  1. If real money was spent on this study, what a shame. And if some air-head professor tries to use this to advance a career, pity the poor student. I am approaching a time that i (and others around me) should be vigilant. I don't think I'm anywhere near there yet, but seeing the subject I was looking forward to something I might use to look for some benchmarks. When finally finding my way to the hidden questionnaire all I could say to myself was...what a joke. Those are open and obvious signs of any impaired lawyer (or non-lawyer, for that matter), And if one needs a checklist to discern those tell-tale signs of impairment at any age, one shouldn't be practicing law. Another reason I don't regret dropping my ABA membership some number of years ago.

  2. The case should have been spiked. Give the kid a break. He can serve and maybe die for Uncle Sam and can't have a drink? Wow. And they won't even let him defend himself. What a gross lack of prosecutorial oversight and judgment. WOW

  3. I work with some older lawyers in the 70s, 80s, and they are sharp as tacks compared to the foggy minded, undisciplined, inexperienced, listless & aimless "youths" being churned out by the diploma mill law schools by the tens of thousands. A client is generally lucky to land a lawyer who has decided to stay in practice a long time. Young people shouldn't kid themselves. Experience is golden especially in something like law. When you start out as a new lawyer you are about as powerful as a babe in the cradle. Whereas the silver halo of age usually crowns someone who can strike like thunder.

  4. YES I WENT THROUGH THIS BEFORE IN A DIFFERENT SITUATION WITH MY YOUNGEST SON PEOPLE NEED TO LEAVE US ALONE WITH DCS IF WE ARE NOT HURTING OR NEGLECT OUR CHILDREN WHY ARE THEY EVEN CALLED OUT AND THE PEOPLE MAKING FALSE REPORTS NEED TO GO TO JAIL AND HAVE A CLASS D FELONY ON THERE RECORD TO SEE HOW IT FEELS. I WENT THREW ALOT WHEN HE WAS TAKEN WHAT ELSE DOES THESE SCHOOL WANT ME TO SERVE 25 YEARS TO LIFE ON LIES THERE TELLING OR EVEN LE SAME THING LIED TO THE COUNTY PROSECUTOR JUST SO I WOULD GET ARRESTED AND GET TIME HE THOUGHT AND IT TURNED OUT I DID WHAT I HAD TO DO NOT PROUD OF WHAT HAPPEN AND SHOULD KNOW ABOUT SEEKING MEDICAL ATTENTION FOR MY CHILD I AM DISABLED AND SICK OF GETTING TREATED BADLY HOW WOULD THEY LIKE IT IF I CALLED APS ON THEM FOR A CHANGE THEN THEY CAN COME AND ARREST THEM RIGHT OUT OF THE SCHOOL. NOW WE ARE HOMELESS AND THE CHILDREN ARE STAYING WITH A RELATIVE AND GUARDIAN AND THE SCHOOL WON'T LET THEM GO TO SCHOOL THERE BUT WANT THEM TO GO TO SCHOOL WHERE BULLYING IS ALLOWED REAL SMART THINKING ON A SCHOOL STAFF.

  5. Family court judges never fail to surprise me with their irrational thinking.

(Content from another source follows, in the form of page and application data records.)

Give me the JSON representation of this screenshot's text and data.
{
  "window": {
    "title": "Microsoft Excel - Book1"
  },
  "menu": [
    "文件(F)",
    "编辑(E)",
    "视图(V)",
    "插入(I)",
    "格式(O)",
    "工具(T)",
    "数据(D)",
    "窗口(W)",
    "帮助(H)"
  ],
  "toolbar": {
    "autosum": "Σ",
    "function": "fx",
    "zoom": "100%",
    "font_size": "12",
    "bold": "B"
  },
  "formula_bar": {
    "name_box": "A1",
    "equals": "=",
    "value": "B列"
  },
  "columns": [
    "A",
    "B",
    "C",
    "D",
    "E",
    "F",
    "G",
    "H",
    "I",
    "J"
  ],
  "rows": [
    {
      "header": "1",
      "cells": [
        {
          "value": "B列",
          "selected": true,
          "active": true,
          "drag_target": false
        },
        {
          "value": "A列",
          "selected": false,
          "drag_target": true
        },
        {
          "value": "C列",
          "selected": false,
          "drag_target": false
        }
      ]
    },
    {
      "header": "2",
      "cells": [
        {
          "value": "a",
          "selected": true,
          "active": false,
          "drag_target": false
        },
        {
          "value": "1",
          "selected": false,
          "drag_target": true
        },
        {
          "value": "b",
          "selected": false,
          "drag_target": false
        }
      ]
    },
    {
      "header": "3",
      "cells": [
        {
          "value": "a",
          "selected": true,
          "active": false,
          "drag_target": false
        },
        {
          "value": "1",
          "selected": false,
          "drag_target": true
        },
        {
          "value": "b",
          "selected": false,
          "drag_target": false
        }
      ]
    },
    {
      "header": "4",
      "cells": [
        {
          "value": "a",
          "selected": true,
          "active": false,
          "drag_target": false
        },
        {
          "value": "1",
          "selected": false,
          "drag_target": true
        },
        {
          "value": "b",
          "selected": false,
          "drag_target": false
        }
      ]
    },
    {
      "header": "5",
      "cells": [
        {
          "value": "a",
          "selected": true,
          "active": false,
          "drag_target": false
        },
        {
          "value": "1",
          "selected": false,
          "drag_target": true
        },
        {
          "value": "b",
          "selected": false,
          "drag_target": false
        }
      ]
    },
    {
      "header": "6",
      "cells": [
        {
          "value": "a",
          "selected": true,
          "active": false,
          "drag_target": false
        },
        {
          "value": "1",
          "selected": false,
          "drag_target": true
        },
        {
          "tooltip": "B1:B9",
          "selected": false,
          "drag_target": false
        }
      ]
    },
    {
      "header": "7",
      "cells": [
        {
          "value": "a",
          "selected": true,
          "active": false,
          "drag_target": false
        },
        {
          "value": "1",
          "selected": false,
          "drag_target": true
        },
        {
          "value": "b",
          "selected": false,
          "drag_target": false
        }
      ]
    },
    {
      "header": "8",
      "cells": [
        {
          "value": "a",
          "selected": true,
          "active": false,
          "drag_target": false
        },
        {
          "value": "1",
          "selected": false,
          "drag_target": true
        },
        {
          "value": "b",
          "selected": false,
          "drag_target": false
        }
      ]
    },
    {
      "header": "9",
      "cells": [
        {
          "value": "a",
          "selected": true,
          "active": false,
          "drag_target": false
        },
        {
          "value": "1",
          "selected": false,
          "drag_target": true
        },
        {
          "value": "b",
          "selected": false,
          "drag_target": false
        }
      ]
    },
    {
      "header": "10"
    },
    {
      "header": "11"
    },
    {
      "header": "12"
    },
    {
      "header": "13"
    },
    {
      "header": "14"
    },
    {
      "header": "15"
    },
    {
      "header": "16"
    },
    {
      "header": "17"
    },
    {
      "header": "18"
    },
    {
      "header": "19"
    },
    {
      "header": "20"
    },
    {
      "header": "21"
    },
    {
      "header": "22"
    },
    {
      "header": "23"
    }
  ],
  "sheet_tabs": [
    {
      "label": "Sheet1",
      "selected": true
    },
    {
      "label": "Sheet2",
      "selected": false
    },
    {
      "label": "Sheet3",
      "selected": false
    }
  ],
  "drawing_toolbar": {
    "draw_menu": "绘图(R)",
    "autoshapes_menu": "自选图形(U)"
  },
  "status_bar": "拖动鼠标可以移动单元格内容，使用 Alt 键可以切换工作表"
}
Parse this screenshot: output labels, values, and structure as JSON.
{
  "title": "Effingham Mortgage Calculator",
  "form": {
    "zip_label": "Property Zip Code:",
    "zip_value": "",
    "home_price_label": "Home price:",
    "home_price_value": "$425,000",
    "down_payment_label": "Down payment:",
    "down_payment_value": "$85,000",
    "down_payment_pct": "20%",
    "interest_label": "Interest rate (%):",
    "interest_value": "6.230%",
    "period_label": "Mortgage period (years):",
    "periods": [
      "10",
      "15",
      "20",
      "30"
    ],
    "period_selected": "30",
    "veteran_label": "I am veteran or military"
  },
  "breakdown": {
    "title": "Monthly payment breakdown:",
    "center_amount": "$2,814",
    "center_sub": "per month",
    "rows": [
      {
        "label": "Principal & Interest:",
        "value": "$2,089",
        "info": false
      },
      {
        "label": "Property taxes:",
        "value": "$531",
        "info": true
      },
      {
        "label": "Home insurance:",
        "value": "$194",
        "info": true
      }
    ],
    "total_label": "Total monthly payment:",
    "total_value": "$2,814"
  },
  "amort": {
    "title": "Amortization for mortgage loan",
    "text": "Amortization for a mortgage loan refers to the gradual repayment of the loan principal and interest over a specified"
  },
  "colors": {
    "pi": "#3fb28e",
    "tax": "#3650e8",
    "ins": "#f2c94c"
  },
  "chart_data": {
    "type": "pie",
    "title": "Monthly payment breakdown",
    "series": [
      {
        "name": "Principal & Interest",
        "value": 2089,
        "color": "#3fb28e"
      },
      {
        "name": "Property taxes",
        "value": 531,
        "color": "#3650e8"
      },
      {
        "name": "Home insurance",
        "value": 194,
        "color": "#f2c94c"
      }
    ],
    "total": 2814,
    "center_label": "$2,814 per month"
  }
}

First of all any man who abuses his wife is not fit to be a parent. A man who can't control his anger should not be allowed around his child unsupervised period. Just because he's never been convicted of abusing his child doesn't mean he won't and maybe he hasn't but a man that has such poor judgement and control is not fit to parent without oversight - only a moron would think otherwise. Secondly, why should the mother have to pay? He's the one who made the poor decisions to abuse and he should be the one to pay the price - monetarily and otherwise. Yes it's sad that the little girl may be deprived of her father, but really what kind of father is he - the one that abuses her mother the one that can't even step up and do what's necessary on his own instead the abused mother is to pay for him???? What is this Judge thinking? Another example of how this world rewards bad behavior and punishes those who do right. Way to go Judge - NOT.

ADVERTISEMENT